The Catholic Church, protected by the Holy Spirit from error in defining matters of faith and morals, teaches that the human nature of Christ was generated in the womb of Mary; not His Divine nature, which was begotten by God the Father. Since these two natures are united in one Person, Jesus Christ, He is true God as well as true man. Hence the woman through whom this Person came into the world, is not merely the mother of His body, she is the mother of the Person named Jesus Who is God. Therefore it is proper to call Mary the; Mother of God.
This is analogous to the fact that the body of the Weymouth Baptist objector, and his body alone, was generated by his mother; his soul came from God. Yet his female parent is not merely the mother of his body; she is the mother of the man, of his body in combination with his soul. It is the soul in his body, and not the body, through which he assumes to further the Christian cause by questioning the teachings of the one and only Church that teaches with the delegated authority of Christ, her founder.
Right reading of Sacred Scripture is a repudiation of the Weymouth Baptist's objection to Catholics calling Mary the Mother of God, on ground that it is not scriptural. In Chapter 1, verses 35-36, St. Luke tells us that God said, through the Angelic Messenger Gabriel, that "the Holy One to be born (of Mary) shall be called the Son of God," Who is God, the Second Person of the Holy Trinity. Again, in the 44th verse of the same Gospel chapter, St. Luke informed the world that Elizabeth hailed her cousin Mary as the "Mother of the Lord." Considering that the term Lord denotes God in hundreds of biblical texts, members of the First Baptist Church, who read the Patriot Ledger, may see how unsound is their Pastor's objection to calling the "Mother of the Lord," the Mother of God.
Catholics, being intelligently guided in their spiritual understanding, know that the Bible is second in authority to the Church; that is the Bible interpreted by the Church to which the world owes the existence of the Christian Bible.

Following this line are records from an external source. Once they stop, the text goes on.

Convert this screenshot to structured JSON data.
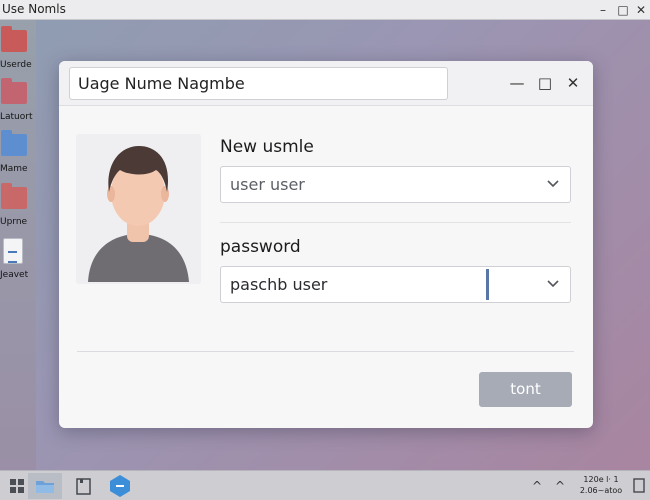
{
  "window": {
    "title": "Use Nomls",
    "minimize": "–",
    "maximize": "□",
    "close": "✕"
  },
  "desktop": {
    "icons": [
      {
        "label": "Userde",
        "icon": "folder-red-icon",
        "color": "#c85a5a"
      },
      {
        "label": "Latuort",
        "icon": "folder-red-icon",
        "color": "#c26570"
      },
      {
        "label": "Mame",
        "icon": "folder-blue-icon",
        "color": "#5d8fd0"
      },
      {
        "label": "Uprne",
        "icon": "folder-red-icon",
        "color": "#c96868"
      },
      {
        "label": "Jeavet",
        "icon": "document-icon",
        "color": "#4a78b8"
      }
    ]
  },
  "dialog": {
    "title": "Uage Nume Nagmbe",
    "minimize": "—",
    "maximize": "□",
    "close": "✕",
    "username_label": "New usmle",
    "username_value": "user user",
    "password_label": "password",
    "password_value": "paschb user",
    "dropdown_arrow": "⌄",
    "primary_button": "tont"
  },
  "taskbar": {
    "tray_up": "^",
    "tray_up2": "^",
    "clock_line1": "120e l· 1",
    "clock_line2": "2.06~atoo"
  },
  "colors": {
    "accent": "#5877a6",
    "button_disabled": "#a6abb6",
    "taskbar": "#cdcdd2"
  }
}
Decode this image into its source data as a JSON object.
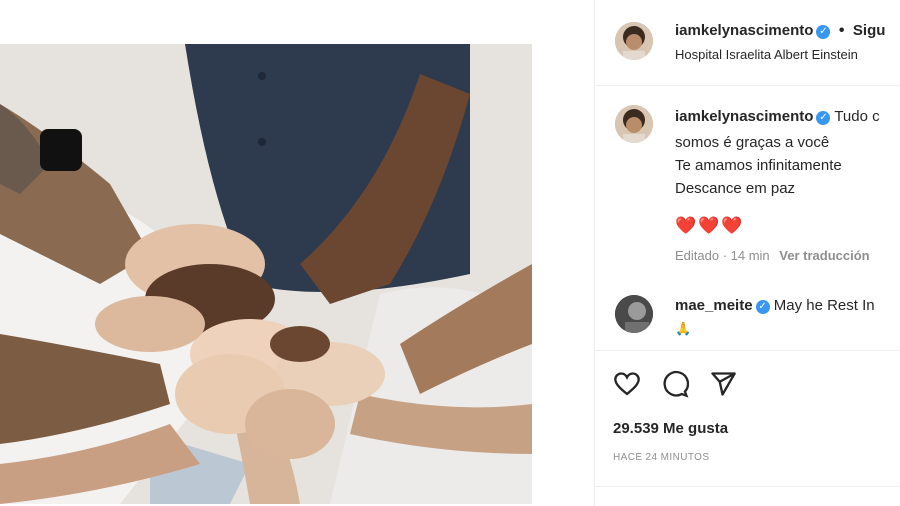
{
  "post": {
    "image_alt": "Hands stacked together over a hospital bed"
  },
  "header": {
    "username": "iamkelynascimento",
    "verified_mark": "✓",
    "separator": "•",
    "follow_label": "Sigu",
    "location": "Hospital Israelita Albert Einstein"
  },
  "caption": {
    "username": "iamkelynascimento",
    "verified_mark": "✓",
    "text_start": "Tudo c",
    "lines": [
      "somos é graças a você",
      "Te amamos infinitamente",
      "Descance em paz"
    ],
    "hearts": "❤️❤️❤️",
    "edited_time": "Editado · 14 min",
    "translate_label": "Ver traducción"
  },
  "comment": {
    "username": "mae_meite",
    "verified_mark": "✓",
    "text": "May he Rest In",
    "emoji": "🙏"
  },
  "actions": {
    "like_icon": "heart-icon",
    "comment_icon": "comment-icon",
    "share_icon": "send-icon"
  },
  "likes": "29.539 Me gusta",
  "timestamp": "HACE 24 MINUTOS",
  "colors": {
    "verified": "#3897f0",
    "heart": "#e0245e",
    "muted": "#8e8e8e",
    "text": "#262626"
  }
}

This is implied in the statement of St. John, that all Christ taught is not in books (31:35). Catholics know that Christ commanded them to "hear the Church," which has the power to "bind and loose" (St. Matt. 18 and 16), instead of commanding them to read the Bible that the Ministerial advertiser of anti-Catholic statements wrongly interprets, which did not come into existence until the Canon of Scripture was agreed upon at the Council of Carthage, and confirmed by Pope Siricius. That was in the Year 397 A.D., over 350 years after the Catholic Church came into existence.

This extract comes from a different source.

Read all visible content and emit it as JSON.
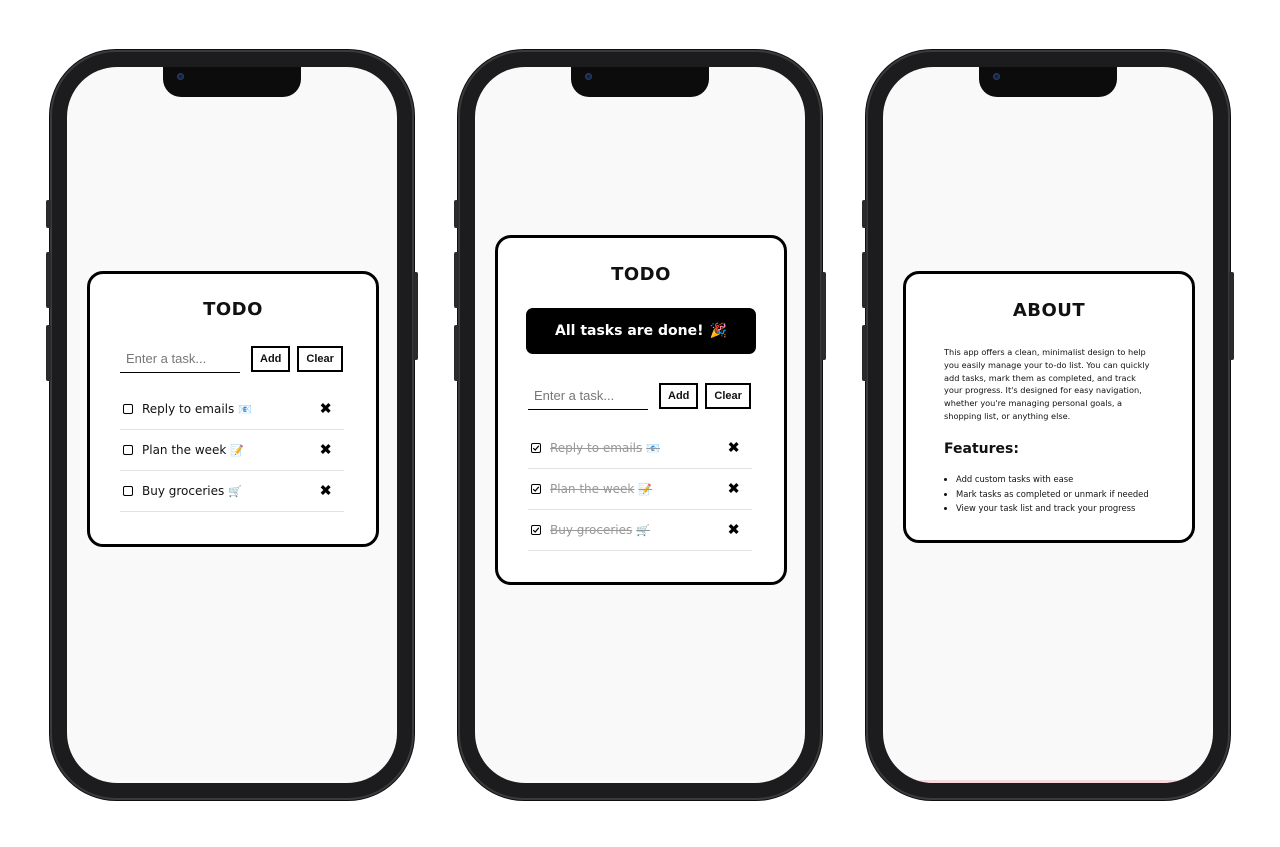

The Church came before the Bible, and therefore the Bible is second only as a rule of Christian faith. The Bible gives evidence to prove that there is no warrant whatsoever for assuming that the First Baptist Church, or any of the 21 other kinds of Baptist denominations, is of Christ's making. This declaration is based upon the indisputable biblical fact that the Church Christ established came into existence on the First Pentecost Day in the Year 33 A.D., and not in the 16th century.
That Church is a visible, organic, authoritative, sacerdotal Church. That Church is the Catholic Church, the only existing Christian Spiritual Society that dates back historically to the birthday of the Church of Christ. It is that Church Christ promised to remain with until the end of the world; therefore the "gates of Hell" would never succeed in their endeavor to prevail against her. The Church, as I said before, is protected from error by the Holy Spirit in defining matters of faith and morals. Therefore, when Catholics follow the admonition of their Church, to call Mary the Mother of God; to ask for Mary's heavenly intercession, they follow the admonition of Christ.
The image of the Virgiun Mary is titled THE CROWNED VIRGIN, by Jean-Auguste Ingres, 1859.